------ Available data

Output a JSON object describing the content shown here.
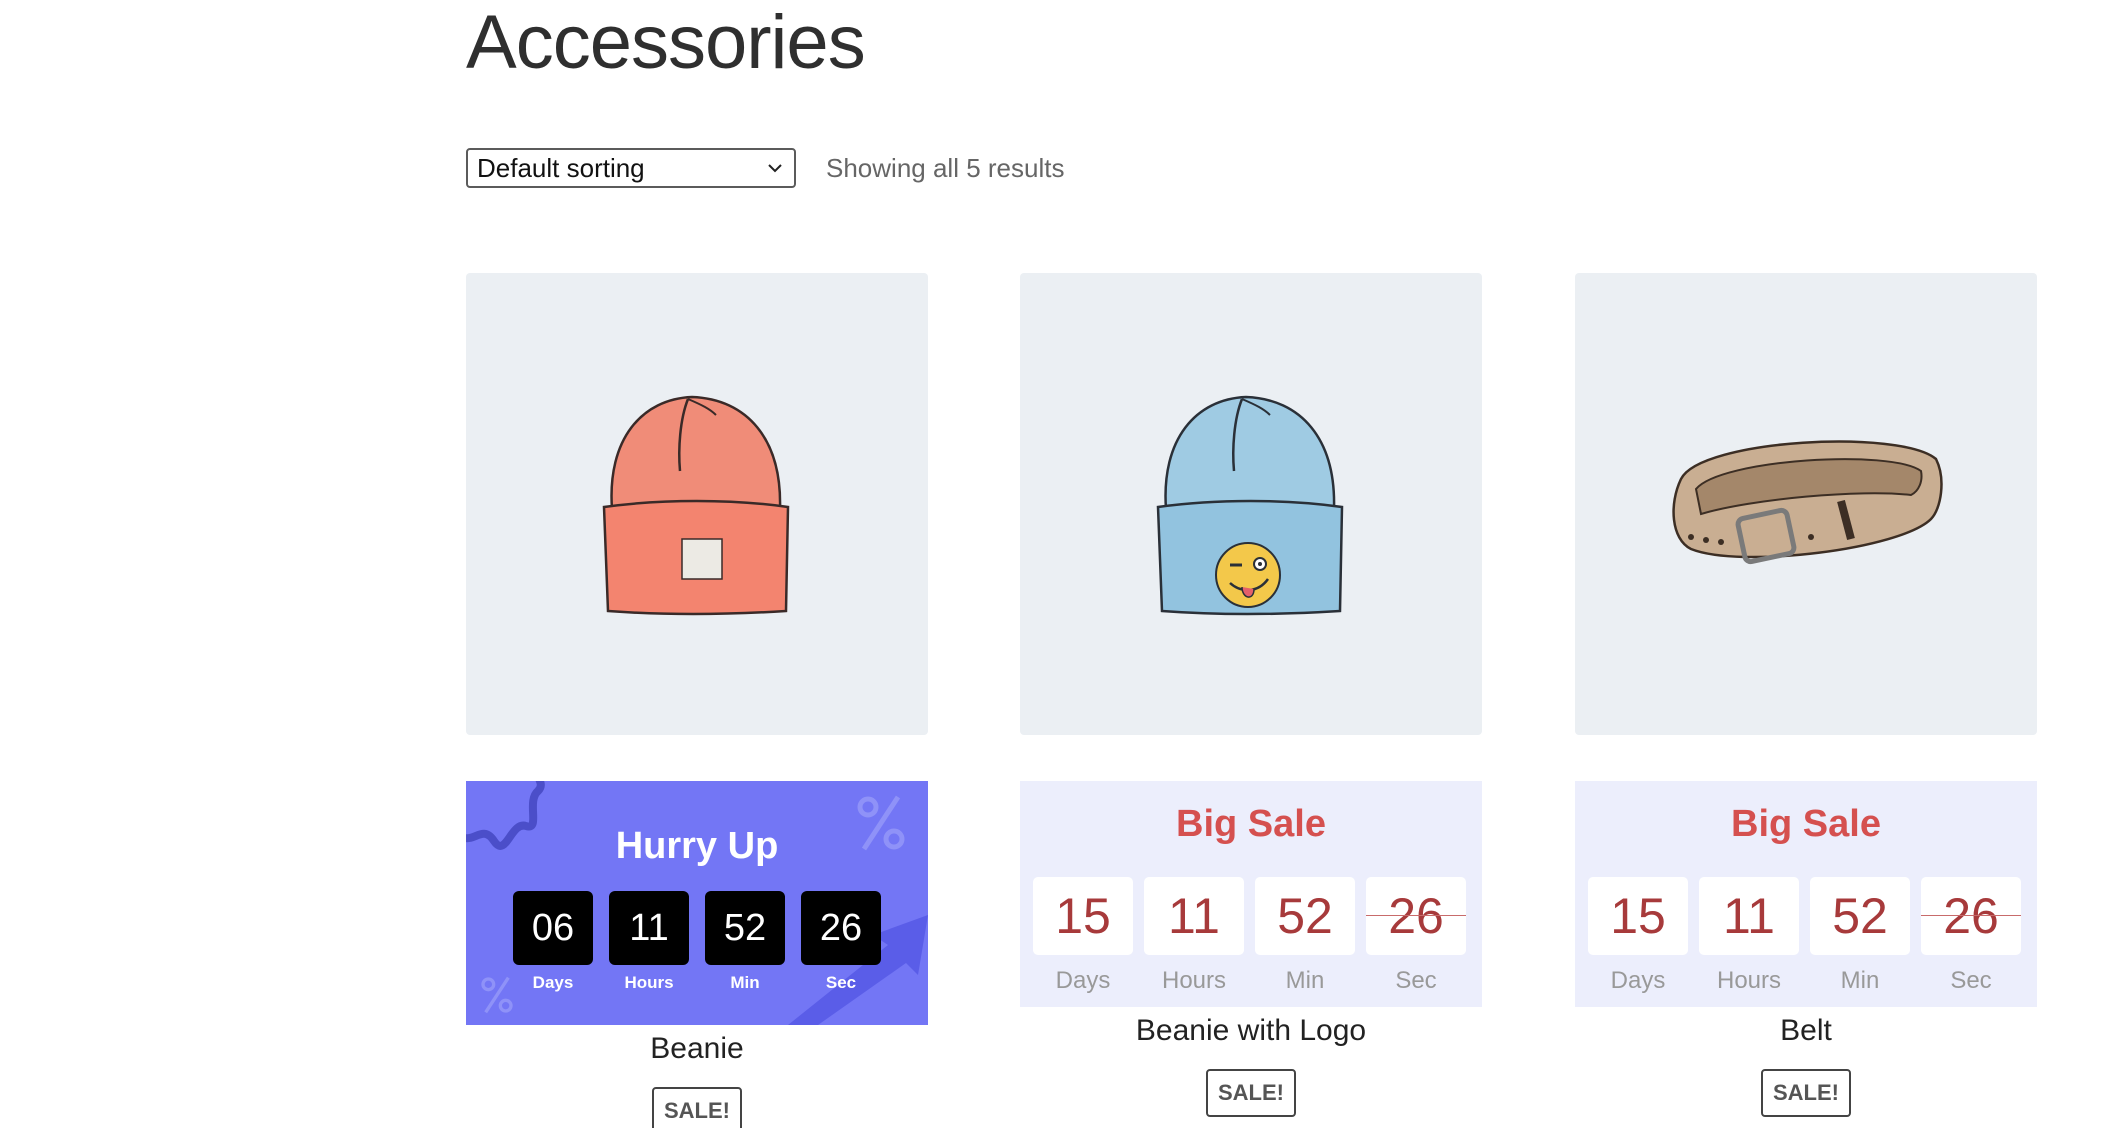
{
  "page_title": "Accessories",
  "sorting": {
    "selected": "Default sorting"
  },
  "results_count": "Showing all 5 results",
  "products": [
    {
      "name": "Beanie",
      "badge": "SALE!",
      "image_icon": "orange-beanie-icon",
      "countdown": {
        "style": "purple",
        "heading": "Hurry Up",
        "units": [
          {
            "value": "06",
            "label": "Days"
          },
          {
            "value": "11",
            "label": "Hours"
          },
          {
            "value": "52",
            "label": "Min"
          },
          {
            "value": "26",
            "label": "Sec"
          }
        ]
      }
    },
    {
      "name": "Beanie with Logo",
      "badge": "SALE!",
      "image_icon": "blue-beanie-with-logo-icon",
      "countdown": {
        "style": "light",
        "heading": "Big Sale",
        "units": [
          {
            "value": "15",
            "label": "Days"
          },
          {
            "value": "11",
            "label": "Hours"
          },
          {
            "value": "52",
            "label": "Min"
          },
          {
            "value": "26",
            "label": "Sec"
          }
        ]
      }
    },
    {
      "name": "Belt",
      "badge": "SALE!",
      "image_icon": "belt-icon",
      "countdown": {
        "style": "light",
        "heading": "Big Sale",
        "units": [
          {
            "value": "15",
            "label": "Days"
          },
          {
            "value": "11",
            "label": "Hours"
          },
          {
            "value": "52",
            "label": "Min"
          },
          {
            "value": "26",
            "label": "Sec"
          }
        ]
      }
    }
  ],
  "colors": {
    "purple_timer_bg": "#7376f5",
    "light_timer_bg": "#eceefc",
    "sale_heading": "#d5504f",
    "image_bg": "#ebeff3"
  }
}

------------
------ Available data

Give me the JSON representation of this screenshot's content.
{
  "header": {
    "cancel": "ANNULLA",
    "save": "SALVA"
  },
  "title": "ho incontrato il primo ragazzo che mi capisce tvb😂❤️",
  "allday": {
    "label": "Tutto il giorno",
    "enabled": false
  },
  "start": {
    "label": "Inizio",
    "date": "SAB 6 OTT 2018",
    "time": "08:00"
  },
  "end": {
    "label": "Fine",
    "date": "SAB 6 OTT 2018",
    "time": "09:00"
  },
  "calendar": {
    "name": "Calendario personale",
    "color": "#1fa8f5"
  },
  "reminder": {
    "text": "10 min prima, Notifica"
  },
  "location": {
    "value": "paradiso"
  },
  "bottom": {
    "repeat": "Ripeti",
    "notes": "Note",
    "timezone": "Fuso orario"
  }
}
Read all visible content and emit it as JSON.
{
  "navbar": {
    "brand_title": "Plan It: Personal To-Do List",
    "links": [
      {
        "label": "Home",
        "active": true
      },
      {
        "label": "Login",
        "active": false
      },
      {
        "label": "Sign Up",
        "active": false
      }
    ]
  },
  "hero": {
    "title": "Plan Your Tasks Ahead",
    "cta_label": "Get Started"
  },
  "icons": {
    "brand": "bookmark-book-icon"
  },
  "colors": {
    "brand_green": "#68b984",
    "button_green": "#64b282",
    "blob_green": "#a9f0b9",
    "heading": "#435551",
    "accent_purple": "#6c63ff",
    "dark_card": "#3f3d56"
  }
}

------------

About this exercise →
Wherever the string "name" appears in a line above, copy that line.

Written solution →
      "name": "Beanie",
      "name": "Beanie with Logo",
      "name": "Belt",
    "name": "Calendario personale",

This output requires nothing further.